Mental health issues common in Tallaght teens
A new report has found a high level of mental health problems among teenagers living in the Tallaght area of Dublin.
The report, which was commissioned by the Childhood Development Initiative (CDI) and undertaken by researchers at Trinity College Dublin (TCD), focused on young people in Tallaght who were aged between 12 and 18.
It found that among the 11,000 young people living there, 33% suffer from anxiety, 31% suffer from depression and 20% suffer from stress.
Among those affected, 12% reported experiencing severe anxiety, 9% severe depression and 6% severe stress.
The report also revealed a major shortage of services. In fact, even after formal diagnosis, some young people were not able to access appropriate services. This was particularly the case if young people had a "dual diagnosis', i.e. more than one mental health problem.
"Dual diagnosis was an area of particular concern for both service providers and parents, with both expressing surprise and frustration that once there was a dual diagnosis, it often resulted in no service at all. One service provider referred to this as a ‘silo' mentality.

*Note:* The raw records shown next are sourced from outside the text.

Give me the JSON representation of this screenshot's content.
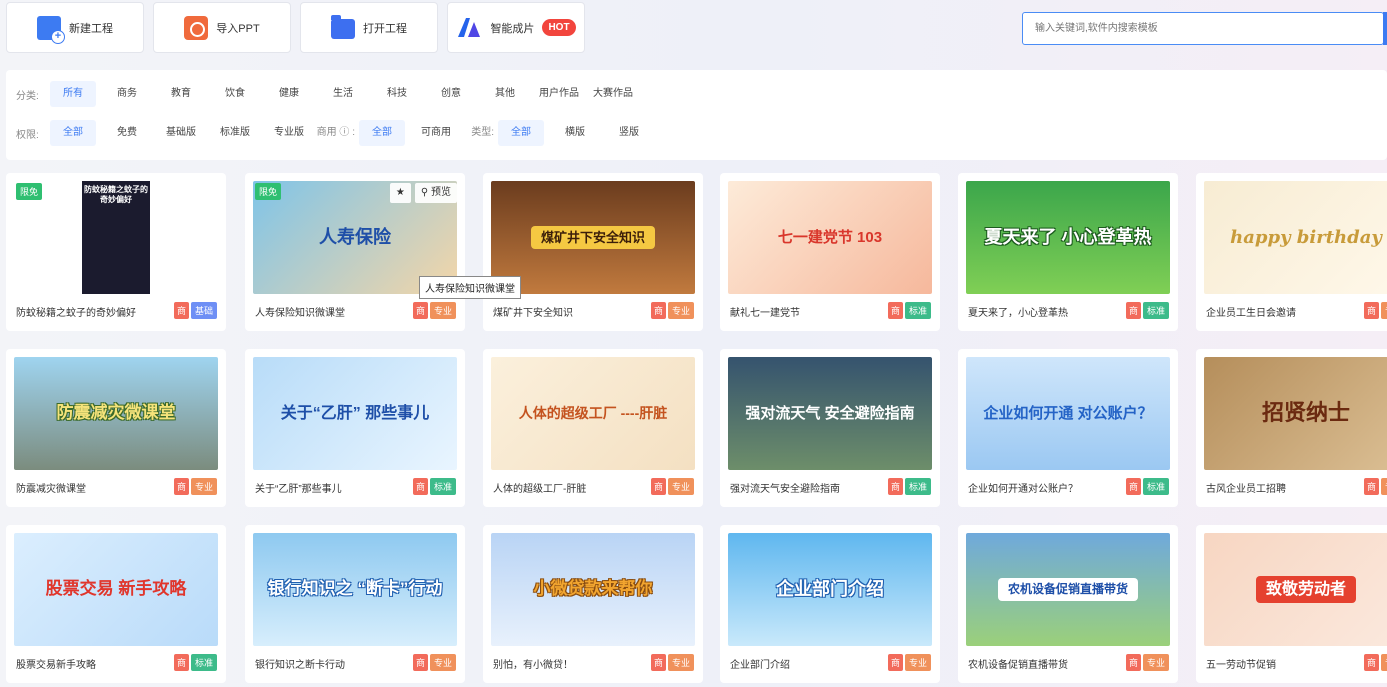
{
  "toolbar": {
    "new_project": "新建工程",
    "import_ppt": "导入PPT",
    "open_project": "打开工程",
    "smart_video": "智能成片",
    "hot_badge": "HOT"
  },
  "search": {
    "placeholder": "输入关键词,软件内搜索模板"
  },
  "filters": {
    "category_label": "分类:",
    "categories": [
      "所有",
      "商务",
      "教育",
      "饮食",
      "健康",
      "生活",
      "科技",
      "创意",
      "其他",
      "用户作品",
      "大赛作品"
    ],
    "permission_label": "权限:",
    "permissions": [
      "全部",
      "免费",
      "基础版",
      "标准版",
      "专业版"
    ],
    "commercial_label": "商用 ⓘ :",
    "commercial": [
      "全部",
      "可商用"
    ],
    "type_label": "类型:",
    "types": [
      "全部",
      "横版",
      "竖版"
    ]
  },
  "card_common": {
    "shang_badge": "商",
    "free_badge": "限免",
    "preview": "预览"
  },
  "tooltip": "人寿保险知识微课堂",
  "cards": [
    {
      "title": "防蚊秘籍之蚊子的奇妙偏好",
      "level": "基础",
      "thumb_text": "防蚊秘籍之蚊子的奇妙偏好"
    },
    {
      "title": "人寿保险知识微课堂",
      "level": "专业",
      "thumb_text": "人寿保险"
    },
    {
      "title": "煤矿井下安全知识",
      "level": "专业",
      "thumb_text": "煤矿井下安全知识"
    },
    {
      "title": "献礼七一建党节",
      "level": "标准",
      "thumb_text": "七一建党节 103"
    },
    {
      "title": "夏天来了，小心登革热",
      "level": "标准",
      "thumb_text": "夏天来了 小心登革热"
    },
    {
      "title": "企业员工生日会邀请",
      "level": "专业",
      "thumb_text": "happy birthday"
    },
    {
      "title": "防震减灾微课堂",
      "level": "专业",
      "thumb_text": "防震减灾微课堂"
    },
    {
      "title": "关于“乙肝”那些事儿",
      "level": "标准",
      "thumb_text": "关于“乙肝” 那些事儿"
    },
    {
      "title": "人体的超级工厂-肝脏",
      "level": "专业",
      "thumb_text": "人体的超级工厂 ----肝脏"
    },
    {
      "title": "强对流天气安全避险指南",
      "level": "标准",
      "thumb_text": "强对流天气 安全避险指南"
    },
    {
      "title": "企业如何开通对公账户？",
      "level": "标准",
      "thumb_text": "企业如何开通 对公账户？"
    },
    {
      "title": "古风企业员工招聘",
      "level": "专业",
      "thumb_text": "招贤纳士"
    },
    {
      "title": "股票交易新手攻略",
      "level": "标准",
      "thumb_text": "股票交易 新手攻略"
    },
    {
      "title": "银行知识之断卡行动",
      "level": "专业",
      "thumb_text": "银行知识之 “断卡”行动"
    },
    {
      "title": "别怕，有小微贷！",
      "level": "专业",
      "thumb_text": "小微贷款来帮你"
    },
    {
      "title": "企业部门介绍",
      "level": "专业",
      "thumb_text": "企业部门介绍"
    },
    {
      "title": "农机设备促销直播带货",
      "level": "专业",
      "thumb_text": "农机设备促销直播带货"
    },
    {
      "title": "五一劳动节促销",
      "level": "专业",
      "thumb_text": "致敬劳动者"
    }
  ],
  "colors": {
    "accent": "#3d7bf2",
    "badge_commercial": "#f26b5b",
    "badge_basic": "#6e8ff5",
    "badge_pro": "#f0915b",
    "badge_standard": "#3dbb8a",
    "badge_free": "#2fbf71",
    "hot": "#f2453d"
  },
  "icons": {
    "new_project": "new-project-icon",
    "import_ppt": "ppt-icon",
    "open_project": "folder-icon",
    "smart_video": "ai-logo-icon",
    "favorite": "star-icon",
    "preview": "search-icon"
  }
}
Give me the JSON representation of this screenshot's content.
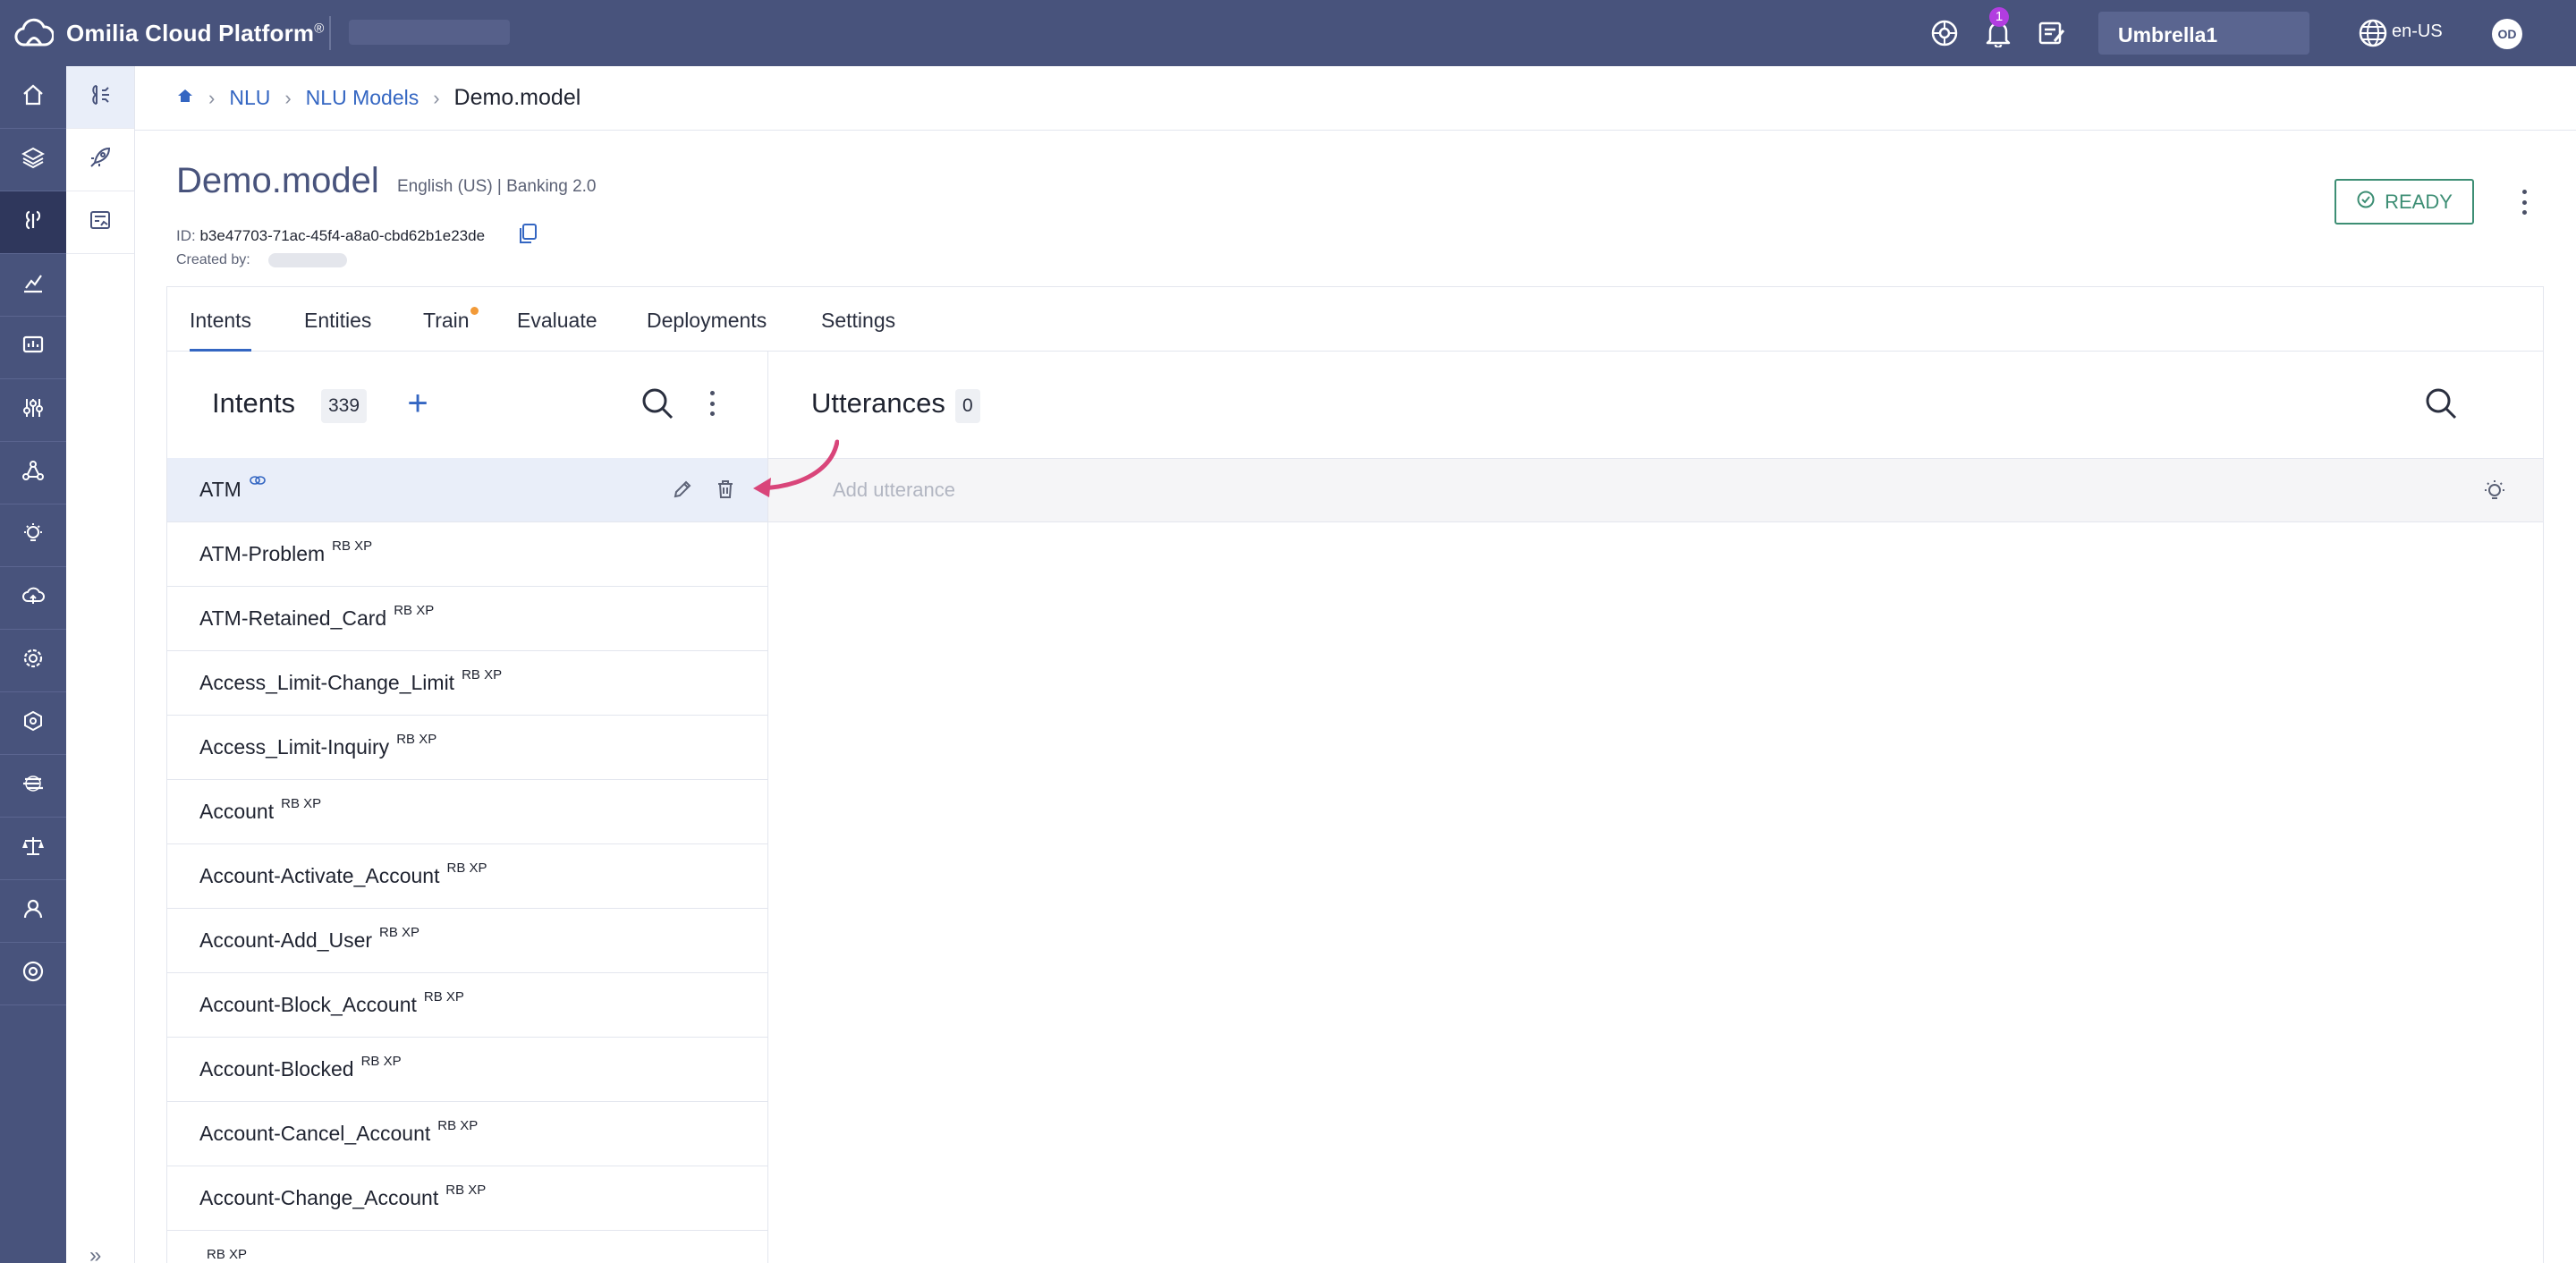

"Staff roles and services, along with criteria for treatment, need to be urgently addressed in practice rather than in theory, to decide who does what, when, and with whom, while maintaining flexibility," explained one of the report's authors, Dr Elizabeth McCarthy Quinn, of TCD.
Waiting lists are also a big issue and the report recommends that people should not be left waiting more than two weeks to be seen. However, it also recommends the development of outreach services, including a national network of 24/7 drop-in community mental health facilities, and the integration of counselling in schools.
"In the Tallaght region alone, mental health services should plan for 1,500-2,000 young people. This calculation should be replicated at a national level in order to determine the quantity of services required throughout the country," commented CDI chief executive, Marian Quinn.
She noted that parents, and even healthcare professionals, are often confused by what is available and when, emphasising the need for 24/7 services.
"People in immediate distress need a service ‘on the day'. A dedicated service could also offer expertise on referral pathways and for emerging challenges such as homelessness," Ms Quinn said.
The report highlighted a number of emerging issues that affect young people's mental health, including social media, homelessness, and being from an ethnic minority.
"Parents mentioned technology, social media, and the internet as if they were an ‘object' that could not be controlled, rather than boundaries having to be set by them. Service providers frequently referred to gaming as a significant issue leading to anxiety, lack of sleep, tiredness and school refusal," Dr McCarthy Quinn noted.
Meanwhile, the report also found that stigma remains a major problem, with many young people failing to seek assistance for fear of being stigmatised. Among parents, "stigma seemed to be driven by fear of a formal diagnosis, of medications, and of compromising their child's future prospects by having a diagnosis on their health records".
When it came to services, both parents and healthcare professionals said they preferred the idea of counselling involving the family unit, rather than a medical or individualised response.
The report, The InBetweeners: Identifying and Quantifying the unmet mental health needs of children and adolescents in Tallaght, can be viewed here.
[Posted: Mon 23/12/2019]